Step 3 – Mix the dry ingredients until a thick batter forms.
Step 4 – Turn off the mixer and toss in the chopped pecans. Use a spatula to gently fold them into the batter.
Step 5 – Cover the dough and chill it for at least four hours (or ideally up to eight hours.)
Step 6 – When ready to bake, mix together the remaining granulated sugar and cinnamon in a small bowl, then set nearby.
Step 7 – Use a cookie scoop to scoop up one or two tablespoons of dough. Roll the dough between your hands to form a ball, then drop the cookie dough ball into the cinnamon sugar mixture, tossing it to coat. Place the coated cookie dough ball on a baking sheet lined with parchment paper. Repeat this step until all the dough has been used, spacing the cookies one inch apart.
Step 8 – Bake!
Step 9 – Serve and enjoy!
Pecan Pumpkin Snickerdoodles
- 1 1/2 cup all-purpose flour
- 3 1/2 teaspoon ground cinnamon, divided
- 1 teaspoon cream of tartar
- 3/4 teaspoon baking soda
- 1/4 teaspoon baking powder
- 1/2 teaspoon salt
- 3/4 cup light brown sugar, packed
- 1/2 cup salted butter, melted and cooled

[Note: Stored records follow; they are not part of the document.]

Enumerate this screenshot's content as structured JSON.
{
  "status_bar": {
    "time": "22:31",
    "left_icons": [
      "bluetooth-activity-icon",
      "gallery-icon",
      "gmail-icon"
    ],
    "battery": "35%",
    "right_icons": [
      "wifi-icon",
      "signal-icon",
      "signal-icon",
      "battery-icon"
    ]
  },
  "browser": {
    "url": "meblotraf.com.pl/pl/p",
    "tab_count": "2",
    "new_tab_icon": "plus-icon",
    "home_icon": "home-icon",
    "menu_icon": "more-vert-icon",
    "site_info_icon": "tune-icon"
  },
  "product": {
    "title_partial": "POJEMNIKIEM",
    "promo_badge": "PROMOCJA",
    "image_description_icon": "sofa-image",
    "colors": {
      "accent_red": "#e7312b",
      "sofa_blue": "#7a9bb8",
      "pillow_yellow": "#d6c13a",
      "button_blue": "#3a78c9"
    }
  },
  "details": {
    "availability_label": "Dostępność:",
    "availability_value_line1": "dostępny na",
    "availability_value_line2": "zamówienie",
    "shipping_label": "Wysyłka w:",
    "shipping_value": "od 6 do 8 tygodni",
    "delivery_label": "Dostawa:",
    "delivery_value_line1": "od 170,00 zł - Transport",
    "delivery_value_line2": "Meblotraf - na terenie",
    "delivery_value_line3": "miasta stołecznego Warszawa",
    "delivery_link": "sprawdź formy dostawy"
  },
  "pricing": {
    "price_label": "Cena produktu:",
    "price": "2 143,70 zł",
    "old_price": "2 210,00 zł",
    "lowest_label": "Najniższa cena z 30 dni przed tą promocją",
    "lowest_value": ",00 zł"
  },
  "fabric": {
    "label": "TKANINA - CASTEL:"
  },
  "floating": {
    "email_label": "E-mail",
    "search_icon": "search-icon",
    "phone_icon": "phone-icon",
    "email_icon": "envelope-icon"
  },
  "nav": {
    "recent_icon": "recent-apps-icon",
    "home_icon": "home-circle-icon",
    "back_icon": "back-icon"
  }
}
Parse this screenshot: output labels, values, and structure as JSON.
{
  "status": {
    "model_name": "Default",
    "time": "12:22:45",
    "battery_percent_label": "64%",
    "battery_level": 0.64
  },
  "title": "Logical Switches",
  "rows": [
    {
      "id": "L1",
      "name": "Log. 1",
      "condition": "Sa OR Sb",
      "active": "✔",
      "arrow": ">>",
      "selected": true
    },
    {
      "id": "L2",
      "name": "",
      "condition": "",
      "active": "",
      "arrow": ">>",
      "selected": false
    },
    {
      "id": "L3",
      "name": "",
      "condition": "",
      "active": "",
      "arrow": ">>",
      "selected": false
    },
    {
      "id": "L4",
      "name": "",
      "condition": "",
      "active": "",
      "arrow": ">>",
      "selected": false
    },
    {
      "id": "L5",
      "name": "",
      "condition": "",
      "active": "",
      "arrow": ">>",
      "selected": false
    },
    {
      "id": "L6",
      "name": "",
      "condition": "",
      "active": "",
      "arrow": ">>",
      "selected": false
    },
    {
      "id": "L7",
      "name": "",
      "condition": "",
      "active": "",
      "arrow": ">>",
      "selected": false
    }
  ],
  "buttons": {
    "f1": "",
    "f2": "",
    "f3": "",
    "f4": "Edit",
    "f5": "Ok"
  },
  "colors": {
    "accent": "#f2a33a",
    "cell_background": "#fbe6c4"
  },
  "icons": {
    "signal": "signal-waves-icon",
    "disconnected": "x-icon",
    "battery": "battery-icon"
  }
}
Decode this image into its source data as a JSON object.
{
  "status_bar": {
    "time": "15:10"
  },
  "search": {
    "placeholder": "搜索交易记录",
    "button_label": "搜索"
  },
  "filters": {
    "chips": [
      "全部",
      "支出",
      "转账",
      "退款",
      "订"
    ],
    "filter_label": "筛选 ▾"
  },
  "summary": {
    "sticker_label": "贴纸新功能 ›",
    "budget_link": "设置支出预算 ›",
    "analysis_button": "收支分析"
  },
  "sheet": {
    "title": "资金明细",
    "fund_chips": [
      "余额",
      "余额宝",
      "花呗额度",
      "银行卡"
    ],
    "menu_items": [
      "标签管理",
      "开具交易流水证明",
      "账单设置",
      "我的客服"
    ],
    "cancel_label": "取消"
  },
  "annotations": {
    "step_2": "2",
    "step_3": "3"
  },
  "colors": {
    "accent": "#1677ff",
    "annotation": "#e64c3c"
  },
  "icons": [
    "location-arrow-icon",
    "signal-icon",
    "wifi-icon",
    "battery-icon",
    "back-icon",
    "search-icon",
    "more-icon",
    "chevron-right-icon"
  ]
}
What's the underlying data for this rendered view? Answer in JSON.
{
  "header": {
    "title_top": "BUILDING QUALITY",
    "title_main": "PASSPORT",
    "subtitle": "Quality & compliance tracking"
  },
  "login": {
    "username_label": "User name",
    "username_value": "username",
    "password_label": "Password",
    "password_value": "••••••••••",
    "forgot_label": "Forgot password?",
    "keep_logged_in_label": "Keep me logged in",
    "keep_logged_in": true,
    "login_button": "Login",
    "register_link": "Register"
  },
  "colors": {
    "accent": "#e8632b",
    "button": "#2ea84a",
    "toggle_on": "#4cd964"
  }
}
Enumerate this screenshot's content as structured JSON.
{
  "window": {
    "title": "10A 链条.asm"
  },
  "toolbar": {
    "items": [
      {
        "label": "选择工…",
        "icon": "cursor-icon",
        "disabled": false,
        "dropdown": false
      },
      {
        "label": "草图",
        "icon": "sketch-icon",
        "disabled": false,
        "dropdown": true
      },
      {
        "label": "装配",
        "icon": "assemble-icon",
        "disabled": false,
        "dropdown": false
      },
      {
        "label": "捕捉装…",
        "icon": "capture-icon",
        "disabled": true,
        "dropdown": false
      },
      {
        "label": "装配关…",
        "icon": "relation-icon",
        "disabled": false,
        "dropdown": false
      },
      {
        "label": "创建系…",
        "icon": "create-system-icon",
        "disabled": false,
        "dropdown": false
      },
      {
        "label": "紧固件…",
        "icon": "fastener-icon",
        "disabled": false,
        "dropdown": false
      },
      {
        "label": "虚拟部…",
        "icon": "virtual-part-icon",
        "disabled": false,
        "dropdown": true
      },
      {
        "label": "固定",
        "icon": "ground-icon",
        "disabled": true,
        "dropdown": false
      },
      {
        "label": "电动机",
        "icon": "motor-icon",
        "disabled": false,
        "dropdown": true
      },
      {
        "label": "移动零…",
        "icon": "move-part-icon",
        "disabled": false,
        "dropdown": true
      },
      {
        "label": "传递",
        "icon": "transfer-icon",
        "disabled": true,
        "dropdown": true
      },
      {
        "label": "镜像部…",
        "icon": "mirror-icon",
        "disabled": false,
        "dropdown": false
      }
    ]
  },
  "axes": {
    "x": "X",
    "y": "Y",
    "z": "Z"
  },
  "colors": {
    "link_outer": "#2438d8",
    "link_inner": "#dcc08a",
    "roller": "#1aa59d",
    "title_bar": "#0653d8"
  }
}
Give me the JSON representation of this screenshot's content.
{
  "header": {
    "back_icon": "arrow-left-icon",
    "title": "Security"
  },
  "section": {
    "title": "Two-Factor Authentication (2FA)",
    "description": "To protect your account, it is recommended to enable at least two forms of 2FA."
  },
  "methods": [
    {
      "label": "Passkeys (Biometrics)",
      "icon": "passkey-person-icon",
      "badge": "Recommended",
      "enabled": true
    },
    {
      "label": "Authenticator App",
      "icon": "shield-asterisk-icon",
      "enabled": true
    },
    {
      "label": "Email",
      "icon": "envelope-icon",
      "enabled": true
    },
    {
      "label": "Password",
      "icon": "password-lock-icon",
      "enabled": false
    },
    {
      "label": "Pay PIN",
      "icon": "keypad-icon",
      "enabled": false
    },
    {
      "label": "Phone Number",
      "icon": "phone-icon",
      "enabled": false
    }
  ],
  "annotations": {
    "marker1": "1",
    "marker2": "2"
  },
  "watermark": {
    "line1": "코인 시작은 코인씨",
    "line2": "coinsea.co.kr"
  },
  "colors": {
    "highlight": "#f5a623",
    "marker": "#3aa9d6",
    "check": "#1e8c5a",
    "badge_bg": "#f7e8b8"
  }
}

- 1/3 cup pumpkin puree
- 1/3 cup granulated sugar, divided
- 1 1/2 teaspoon vanilla extract
- 1/3 cup pecans, chopped (optional)
- In a medium bowl, whisk together the flour, 2 teaspoons cinnamon, cream of tartar, baking soda, baking powder, and salt. Set bowl aside.
- Using a stand mixer (or hand mixer + large bowl), whip together the light brown sugar, melted butter, pumpkin puree, 2 tablespoons granulated sugar, and vanilla on medium-high speed until combined, about 2-3 minutes.
- Drop mixer speed to low and quickly scoop in dry ingredients, adding about 1/3 to 1/2 cup at a time. Stop mixing as soon as dry ingredients appear fully incorporated in the dough. Remove bowl from mixer and scrape sides of bowl, mixing in any wayward dry ingredients.
- Turn off mixer. Add chopped pecans to bowl, then use a spatula to gently fold them into the batter.
- Remove dough from bowl and firmly wrap dough in plastic wrap. Chill dough in the refrigerator for at least 4 hours or ideally up to 8 hours.
- When ready to bake, preheat oven to 350 degrees F. Line two baking sheets with parchment paper, then set aside.
- In a small bowl, whisk together the remaining granulated sugar (roughly 1/4 cup) and 1 1/2 teaspoons cinnamon, then set aside.
- Scoop up 1-2 tablespoons of cookie dough with a cookie scoop and roll it into a ball. Drop ball in cinnamon sugar and toss to coat. Place coated cookie ball on the prepared baking sheet. Repeat this step until all the cookie dough batter is used, spacing cookies 1 inch apart.
- Bake cookies for 10-12 minutes or until edges are lightly browned.
- Let cookies cool on the baking sheet for 5 minutes before transferring to a wire cooling rack to cool completely.
- Serve immediately.
I do my best to provide nutrition information, but please keep in mind that I’m not a certified nutritionist. Any nutritional information discussed or disclosed in this post should only be seen as my best amateur estimates of the correct values.